(Dataset rows describing interfaces)
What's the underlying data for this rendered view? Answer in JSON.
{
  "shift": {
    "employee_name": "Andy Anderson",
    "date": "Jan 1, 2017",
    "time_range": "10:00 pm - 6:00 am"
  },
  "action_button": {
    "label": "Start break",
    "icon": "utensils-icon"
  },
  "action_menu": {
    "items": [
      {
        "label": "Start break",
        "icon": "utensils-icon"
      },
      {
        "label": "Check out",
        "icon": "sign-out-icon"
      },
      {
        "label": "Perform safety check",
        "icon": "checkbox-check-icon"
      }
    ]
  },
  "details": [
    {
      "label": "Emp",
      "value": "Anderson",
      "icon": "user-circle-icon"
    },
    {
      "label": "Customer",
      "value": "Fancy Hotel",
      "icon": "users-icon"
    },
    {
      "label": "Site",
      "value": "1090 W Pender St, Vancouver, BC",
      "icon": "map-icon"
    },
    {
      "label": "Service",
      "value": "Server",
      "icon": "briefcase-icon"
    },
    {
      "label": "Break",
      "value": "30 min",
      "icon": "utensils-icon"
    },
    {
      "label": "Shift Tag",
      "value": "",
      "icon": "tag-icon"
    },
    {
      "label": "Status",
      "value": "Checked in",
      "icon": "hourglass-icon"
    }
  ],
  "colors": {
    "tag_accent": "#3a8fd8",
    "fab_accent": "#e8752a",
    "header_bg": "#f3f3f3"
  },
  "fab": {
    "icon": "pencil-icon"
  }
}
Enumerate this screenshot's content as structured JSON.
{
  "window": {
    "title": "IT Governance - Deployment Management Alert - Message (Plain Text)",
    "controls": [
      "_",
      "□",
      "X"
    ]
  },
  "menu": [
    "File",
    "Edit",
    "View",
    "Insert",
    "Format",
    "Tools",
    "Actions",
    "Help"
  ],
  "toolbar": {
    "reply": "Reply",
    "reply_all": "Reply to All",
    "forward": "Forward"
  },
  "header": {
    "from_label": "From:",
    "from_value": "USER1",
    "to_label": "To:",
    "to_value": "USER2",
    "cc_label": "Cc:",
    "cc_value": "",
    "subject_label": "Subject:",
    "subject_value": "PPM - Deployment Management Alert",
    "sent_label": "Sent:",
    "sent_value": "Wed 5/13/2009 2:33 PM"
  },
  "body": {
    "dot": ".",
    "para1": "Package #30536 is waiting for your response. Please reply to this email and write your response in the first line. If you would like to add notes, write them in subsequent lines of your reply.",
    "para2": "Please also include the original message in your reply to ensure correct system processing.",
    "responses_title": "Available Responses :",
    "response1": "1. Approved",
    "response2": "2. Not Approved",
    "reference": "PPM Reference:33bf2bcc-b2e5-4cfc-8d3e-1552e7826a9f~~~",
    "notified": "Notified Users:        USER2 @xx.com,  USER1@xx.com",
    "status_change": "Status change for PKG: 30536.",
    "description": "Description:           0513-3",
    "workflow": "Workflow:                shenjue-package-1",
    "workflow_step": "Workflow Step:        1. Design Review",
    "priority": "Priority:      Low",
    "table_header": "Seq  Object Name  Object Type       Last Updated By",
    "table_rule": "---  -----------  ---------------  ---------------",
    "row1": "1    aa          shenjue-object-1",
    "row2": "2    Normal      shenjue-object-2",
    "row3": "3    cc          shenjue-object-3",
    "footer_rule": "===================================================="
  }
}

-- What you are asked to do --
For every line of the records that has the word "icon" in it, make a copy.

-- Task answer --
    "icon": "utensils-icon"
        "icon": "utensils-icon"
        "icon": "sign-out-icon"
        "icon": "checkbox-check-icon"
      "icon": "user-circle-icon"
      "icon": "users-icon"
      "icon": "map-icon"
      "icon": "briefcase-icon"
      "icon": "utensils-icon"
      "icon": "tag-icon"
      "icon": "hourglass-icon"
    "icon": "pencil-icon"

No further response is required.